Dataset records START

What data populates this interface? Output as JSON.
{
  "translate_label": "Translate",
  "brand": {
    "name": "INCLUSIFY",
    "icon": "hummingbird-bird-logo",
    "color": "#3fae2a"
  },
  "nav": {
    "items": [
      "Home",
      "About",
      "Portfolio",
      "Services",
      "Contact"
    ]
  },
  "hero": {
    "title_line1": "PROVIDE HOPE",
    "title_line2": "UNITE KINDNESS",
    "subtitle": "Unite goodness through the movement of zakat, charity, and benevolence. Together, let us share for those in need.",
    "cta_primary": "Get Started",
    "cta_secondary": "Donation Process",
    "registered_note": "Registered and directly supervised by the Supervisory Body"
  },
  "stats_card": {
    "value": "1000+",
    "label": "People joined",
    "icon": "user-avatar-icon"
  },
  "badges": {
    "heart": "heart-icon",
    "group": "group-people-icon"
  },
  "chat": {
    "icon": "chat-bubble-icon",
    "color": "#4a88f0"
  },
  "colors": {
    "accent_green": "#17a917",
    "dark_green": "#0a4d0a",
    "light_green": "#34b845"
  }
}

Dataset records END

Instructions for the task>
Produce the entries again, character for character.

Written answer>
What data populates this interface? Output as JSON.
{
  "translate_label": "Translate",
  "brand": {
    "name": "INCLUSIFY",
    "icon": "hummingbird-bird-logo",
    "color": "#3fae2a"
  },
  "nav": {
    "items": [
      "Home",
      "About",
      "Portfolio",
      "Services",
      "Contact"
    ]
  },
  "hero": {
    "title_line1": "PROVIDE HOPE",
    "title_line2": "UNITE KINDNESS",
    "subtitle": "Unite goodness through the movement of zakat, charity, and benevolence. Together, let us share for those in need.",
    "cta_primary": "Get Started",
    "cta_secondary": "Donation Process",
    "registered_note": "Registered and directly supervised by the Supervisory Body"
  },
  "stats_card": {
    "value": "1000+",
    "label": "People joined",
    "icon": "user-avatar-icon"
  },
  "badges": {
    "heart": "heart-icon",
    "group": "group-people-icon"
  },
  "chat": {
    "icon": "chat-bubble-icon",
    "color": "#4a88f0"
  },
  "colors": {
    "accent_green": "#17a917",
    "dark_green": "#0a4d0a",
    "light_green": "#34b845"
  }
}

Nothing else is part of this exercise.